September 1, 2016

There is a dangerous negative feedback loop that seems to have infected much of the world and many people in our own nation. Any number of pundits, leaders and listeners preach fear, distrust and disbelief to each other in an endless cycle of disregard for any critical analysis of the “facts” they shout at one other. As far as they are concerned if you holler loud enough and long enough those “facts” become reality no matter what the truth is.

In response to this phenomenon the British newspaper, The Guardian, recently opined that, “When leaders [and listeners] choose the facts that suit them, ignore the facts that don’t and, in the absence of suitable facts, simply make things up, people don’t stop believing in facts – they stop believing in leaders. They do so not because they are over-emotional, under educated, bigoted or hard-headed, but because trust has been eroded to such a point that the message has been so tainted by the messenger (whoever they are) as to render it worthless.”

Out of fear and distrust those caught up in this closed cyclical loop cease to care for anyone but those who become true believers of the shouted dogma they espouse.
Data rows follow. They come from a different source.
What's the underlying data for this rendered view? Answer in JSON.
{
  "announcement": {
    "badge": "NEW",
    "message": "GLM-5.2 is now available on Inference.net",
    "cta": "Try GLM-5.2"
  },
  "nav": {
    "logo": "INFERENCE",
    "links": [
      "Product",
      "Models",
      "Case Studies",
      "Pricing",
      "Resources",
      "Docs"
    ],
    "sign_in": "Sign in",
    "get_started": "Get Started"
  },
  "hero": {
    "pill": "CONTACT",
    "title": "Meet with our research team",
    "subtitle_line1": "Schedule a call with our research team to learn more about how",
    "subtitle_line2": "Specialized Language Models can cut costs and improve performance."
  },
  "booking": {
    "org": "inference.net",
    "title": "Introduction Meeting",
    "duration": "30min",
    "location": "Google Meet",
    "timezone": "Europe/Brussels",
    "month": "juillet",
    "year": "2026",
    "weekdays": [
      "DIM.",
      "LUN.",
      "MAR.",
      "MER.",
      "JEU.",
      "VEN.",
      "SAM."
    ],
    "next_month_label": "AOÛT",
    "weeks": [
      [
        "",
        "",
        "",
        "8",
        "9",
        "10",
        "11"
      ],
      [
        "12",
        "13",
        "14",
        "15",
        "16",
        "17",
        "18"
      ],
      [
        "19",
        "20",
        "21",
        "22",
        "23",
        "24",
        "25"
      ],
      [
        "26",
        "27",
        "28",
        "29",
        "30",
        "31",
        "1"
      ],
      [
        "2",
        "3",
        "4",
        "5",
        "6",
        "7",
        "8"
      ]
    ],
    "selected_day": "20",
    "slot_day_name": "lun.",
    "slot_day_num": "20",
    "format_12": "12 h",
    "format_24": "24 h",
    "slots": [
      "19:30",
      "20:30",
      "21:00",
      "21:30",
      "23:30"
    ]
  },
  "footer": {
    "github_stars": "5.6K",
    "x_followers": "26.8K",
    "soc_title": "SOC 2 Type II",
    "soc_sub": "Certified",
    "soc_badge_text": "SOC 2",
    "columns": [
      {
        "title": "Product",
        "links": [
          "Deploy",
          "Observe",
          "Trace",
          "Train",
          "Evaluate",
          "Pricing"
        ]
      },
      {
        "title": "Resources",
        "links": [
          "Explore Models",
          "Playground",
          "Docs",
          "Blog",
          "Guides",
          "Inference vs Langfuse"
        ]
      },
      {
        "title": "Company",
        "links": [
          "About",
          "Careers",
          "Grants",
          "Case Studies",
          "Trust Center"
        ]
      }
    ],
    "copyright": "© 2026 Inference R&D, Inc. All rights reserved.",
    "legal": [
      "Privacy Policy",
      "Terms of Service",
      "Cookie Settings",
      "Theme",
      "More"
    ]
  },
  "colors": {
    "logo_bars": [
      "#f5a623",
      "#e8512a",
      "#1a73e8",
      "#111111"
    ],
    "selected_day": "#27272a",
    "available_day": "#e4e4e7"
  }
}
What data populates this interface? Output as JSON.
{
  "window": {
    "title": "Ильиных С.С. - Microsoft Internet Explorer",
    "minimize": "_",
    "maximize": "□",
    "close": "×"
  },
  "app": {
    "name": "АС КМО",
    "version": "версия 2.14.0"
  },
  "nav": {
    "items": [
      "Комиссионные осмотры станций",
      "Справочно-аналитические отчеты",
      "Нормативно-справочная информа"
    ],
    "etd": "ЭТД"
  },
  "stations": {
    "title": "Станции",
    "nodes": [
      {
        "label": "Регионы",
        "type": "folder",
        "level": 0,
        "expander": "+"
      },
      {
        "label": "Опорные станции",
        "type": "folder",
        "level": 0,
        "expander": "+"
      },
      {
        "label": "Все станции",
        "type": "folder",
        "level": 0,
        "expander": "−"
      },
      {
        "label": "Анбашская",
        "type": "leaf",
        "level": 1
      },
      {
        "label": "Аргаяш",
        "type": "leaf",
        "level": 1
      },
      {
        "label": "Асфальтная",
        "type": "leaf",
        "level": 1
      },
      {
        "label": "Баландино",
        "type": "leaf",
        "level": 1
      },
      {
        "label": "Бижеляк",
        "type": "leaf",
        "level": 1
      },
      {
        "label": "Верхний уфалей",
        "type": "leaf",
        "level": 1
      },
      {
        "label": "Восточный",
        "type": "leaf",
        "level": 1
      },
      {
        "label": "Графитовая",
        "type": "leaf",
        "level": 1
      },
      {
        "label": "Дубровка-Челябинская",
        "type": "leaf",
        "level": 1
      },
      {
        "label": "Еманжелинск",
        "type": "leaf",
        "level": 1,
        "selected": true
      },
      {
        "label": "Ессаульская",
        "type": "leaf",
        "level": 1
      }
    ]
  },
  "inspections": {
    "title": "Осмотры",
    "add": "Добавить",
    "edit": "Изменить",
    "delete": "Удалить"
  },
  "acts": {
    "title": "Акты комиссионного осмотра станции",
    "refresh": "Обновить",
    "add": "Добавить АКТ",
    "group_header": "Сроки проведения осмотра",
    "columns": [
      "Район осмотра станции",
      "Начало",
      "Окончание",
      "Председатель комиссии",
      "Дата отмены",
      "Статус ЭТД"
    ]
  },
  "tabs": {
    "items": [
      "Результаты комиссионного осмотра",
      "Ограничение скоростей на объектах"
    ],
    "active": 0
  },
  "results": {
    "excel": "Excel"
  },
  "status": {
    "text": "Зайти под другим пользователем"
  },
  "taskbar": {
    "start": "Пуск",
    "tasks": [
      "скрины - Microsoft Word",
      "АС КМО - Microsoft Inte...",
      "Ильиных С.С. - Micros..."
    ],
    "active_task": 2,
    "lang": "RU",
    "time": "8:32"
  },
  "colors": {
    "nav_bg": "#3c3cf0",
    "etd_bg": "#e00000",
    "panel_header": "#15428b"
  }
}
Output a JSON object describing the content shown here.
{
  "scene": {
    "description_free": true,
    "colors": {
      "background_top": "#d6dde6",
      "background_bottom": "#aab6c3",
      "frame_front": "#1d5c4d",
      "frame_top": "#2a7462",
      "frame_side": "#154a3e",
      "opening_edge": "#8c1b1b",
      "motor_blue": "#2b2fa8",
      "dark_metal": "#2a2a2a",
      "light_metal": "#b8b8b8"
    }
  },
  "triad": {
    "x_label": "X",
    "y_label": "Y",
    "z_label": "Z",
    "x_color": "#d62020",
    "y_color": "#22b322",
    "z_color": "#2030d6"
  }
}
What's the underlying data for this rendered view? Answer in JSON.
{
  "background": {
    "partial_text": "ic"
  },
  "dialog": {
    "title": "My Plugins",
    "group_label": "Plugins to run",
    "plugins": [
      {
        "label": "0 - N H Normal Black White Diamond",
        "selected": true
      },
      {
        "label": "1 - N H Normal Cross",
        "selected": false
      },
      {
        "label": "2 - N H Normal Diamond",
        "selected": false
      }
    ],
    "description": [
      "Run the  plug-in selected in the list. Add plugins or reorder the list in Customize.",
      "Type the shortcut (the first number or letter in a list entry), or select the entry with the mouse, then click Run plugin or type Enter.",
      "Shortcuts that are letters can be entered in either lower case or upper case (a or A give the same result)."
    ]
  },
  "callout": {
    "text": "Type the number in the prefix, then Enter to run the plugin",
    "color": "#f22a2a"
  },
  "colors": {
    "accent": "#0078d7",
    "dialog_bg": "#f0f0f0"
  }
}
This inward focus based on negative certainty begins to destroy their very being – their souls. It seems to shrivel them up leading to a sort of moral mummification.

As a result, both the leaders and their followers lose the capacity for the humility that reminds us that there may be other points of view we should at least listen to and consider. That it is compromise that historically has often been the engine that has moved us forward in our personal, family and national lives. This is because none of us are islands who can do everything alone. In the end we all need the cooperation of the whole to make the parts successful.

A friend recently told me that humility is not thinking less of one’s self but thinking of one’s self less. We all need to take this lesson to heart and begin to care less about ourselves and all the perceived threats shouted at us by “others.” And instead care and think about all the problems we need to work on that face us all no matter our social group, status, color or faith. I believe problems can only be solved if we listen to each other – no matter who the “other” is – to find the best solutions and then work together to implement them to the shared benefit of all.

To do this we need to regain the humility of caring and to continually remind ourselves that we are all in this together.